_Input material_.

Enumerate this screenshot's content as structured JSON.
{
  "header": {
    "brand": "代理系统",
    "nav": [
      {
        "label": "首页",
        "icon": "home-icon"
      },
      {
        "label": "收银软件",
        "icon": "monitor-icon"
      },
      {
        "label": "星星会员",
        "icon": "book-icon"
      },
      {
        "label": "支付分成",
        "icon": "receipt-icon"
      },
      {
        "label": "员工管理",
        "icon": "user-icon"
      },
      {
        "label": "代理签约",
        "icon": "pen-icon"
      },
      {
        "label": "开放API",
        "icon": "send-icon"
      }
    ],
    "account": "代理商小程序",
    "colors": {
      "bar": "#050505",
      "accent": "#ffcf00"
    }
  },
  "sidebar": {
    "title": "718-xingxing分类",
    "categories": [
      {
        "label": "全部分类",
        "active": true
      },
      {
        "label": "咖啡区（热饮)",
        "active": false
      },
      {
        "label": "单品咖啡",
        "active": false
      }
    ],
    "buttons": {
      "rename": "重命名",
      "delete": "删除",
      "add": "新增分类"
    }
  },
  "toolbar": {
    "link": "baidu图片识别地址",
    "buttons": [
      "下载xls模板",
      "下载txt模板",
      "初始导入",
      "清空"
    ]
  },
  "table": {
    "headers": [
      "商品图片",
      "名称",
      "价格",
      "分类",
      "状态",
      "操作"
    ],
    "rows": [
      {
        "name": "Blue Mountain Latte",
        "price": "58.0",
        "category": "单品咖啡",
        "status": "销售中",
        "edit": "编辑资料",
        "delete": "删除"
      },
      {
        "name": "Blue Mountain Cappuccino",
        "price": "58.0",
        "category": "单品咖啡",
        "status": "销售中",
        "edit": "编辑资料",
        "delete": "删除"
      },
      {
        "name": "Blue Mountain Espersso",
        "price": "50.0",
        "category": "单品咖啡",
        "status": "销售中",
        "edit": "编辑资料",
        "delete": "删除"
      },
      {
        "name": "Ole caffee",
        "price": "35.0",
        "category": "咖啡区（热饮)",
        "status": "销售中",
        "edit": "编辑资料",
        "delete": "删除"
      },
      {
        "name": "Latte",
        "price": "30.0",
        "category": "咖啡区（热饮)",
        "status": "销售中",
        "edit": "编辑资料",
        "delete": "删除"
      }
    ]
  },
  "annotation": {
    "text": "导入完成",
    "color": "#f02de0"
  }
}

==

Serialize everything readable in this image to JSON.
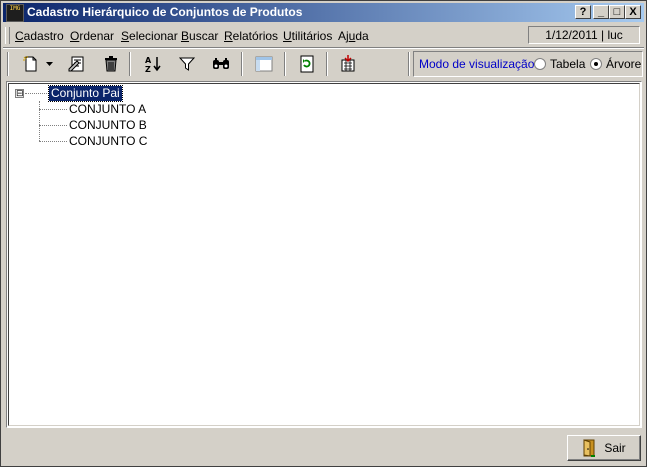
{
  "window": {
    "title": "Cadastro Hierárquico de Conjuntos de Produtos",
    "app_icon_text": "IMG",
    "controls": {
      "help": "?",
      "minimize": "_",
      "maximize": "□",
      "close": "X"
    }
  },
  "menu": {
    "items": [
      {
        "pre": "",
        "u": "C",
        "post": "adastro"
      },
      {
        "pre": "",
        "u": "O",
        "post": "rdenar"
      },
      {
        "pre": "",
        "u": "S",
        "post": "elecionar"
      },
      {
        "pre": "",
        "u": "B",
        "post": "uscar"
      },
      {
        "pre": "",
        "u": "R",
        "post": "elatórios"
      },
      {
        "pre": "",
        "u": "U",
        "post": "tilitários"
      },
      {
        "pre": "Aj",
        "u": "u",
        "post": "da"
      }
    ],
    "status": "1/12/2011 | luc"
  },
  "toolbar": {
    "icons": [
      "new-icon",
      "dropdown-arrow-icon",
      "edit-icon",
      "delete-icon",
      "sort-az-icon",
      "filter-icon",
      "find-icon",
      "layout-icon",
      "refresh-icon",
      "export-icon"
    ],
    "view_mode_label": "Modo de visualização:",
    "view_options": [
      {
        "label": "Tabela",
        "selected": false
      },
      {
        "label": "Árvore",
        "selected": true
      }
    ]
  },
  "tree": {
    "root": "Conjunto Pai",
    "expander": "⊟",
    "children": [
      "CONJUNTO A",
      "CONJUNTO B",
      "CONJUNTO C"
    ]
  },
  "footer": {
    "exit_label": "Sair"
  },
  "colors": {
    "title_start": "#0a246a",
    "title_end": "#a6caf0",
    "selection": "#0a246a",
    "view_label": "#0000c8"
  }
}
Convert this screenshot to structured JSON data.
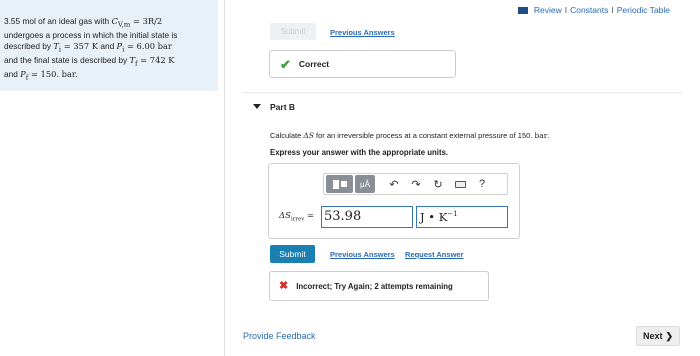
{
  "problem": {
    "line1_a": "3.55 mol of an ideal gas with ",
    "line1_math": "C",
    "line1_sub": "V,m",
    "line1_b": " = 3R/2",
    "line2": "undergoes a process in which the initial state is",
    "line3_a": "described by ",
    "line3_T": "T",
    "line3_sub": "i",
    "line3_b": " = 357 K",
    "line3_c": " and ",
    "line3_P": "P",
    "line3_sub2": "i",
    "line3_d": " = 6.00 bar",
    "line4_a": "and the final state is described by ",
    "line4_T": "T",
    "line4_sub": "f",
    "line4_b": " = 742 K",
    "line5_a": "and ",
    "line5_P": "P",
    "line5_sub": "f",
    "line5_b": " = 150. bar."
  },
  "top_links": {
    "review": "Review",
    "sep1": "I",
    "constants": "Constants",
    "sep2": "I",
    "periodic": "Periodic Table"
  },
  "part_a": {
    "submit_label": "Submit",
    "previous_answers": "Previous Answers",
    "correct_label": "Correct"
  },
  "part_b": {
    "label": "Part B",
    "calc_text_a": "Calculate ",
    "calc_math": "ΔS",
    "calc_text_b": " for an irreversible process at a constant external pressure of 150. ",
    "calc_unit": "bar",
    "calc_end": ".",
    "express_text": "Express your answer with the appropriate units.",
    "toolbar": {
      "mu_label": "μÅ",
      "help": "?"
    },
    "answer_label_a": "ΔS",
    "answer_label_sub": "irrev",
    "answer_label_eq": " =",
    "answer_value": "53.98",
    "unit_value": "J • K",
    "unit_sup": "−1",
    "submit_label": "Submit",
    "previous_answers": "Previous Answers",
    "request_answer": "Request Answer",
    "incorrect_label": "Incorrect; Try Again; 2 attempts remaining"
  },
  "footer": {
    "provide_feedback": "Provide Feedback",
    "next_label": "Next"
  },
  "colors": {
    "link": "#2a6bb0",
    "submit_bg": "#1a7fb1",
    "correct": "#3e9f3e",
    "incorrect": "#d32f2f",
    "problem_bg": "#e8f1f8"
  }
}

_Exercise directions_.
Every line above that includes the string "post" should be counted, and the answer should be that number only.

_Answer to this problem_.
7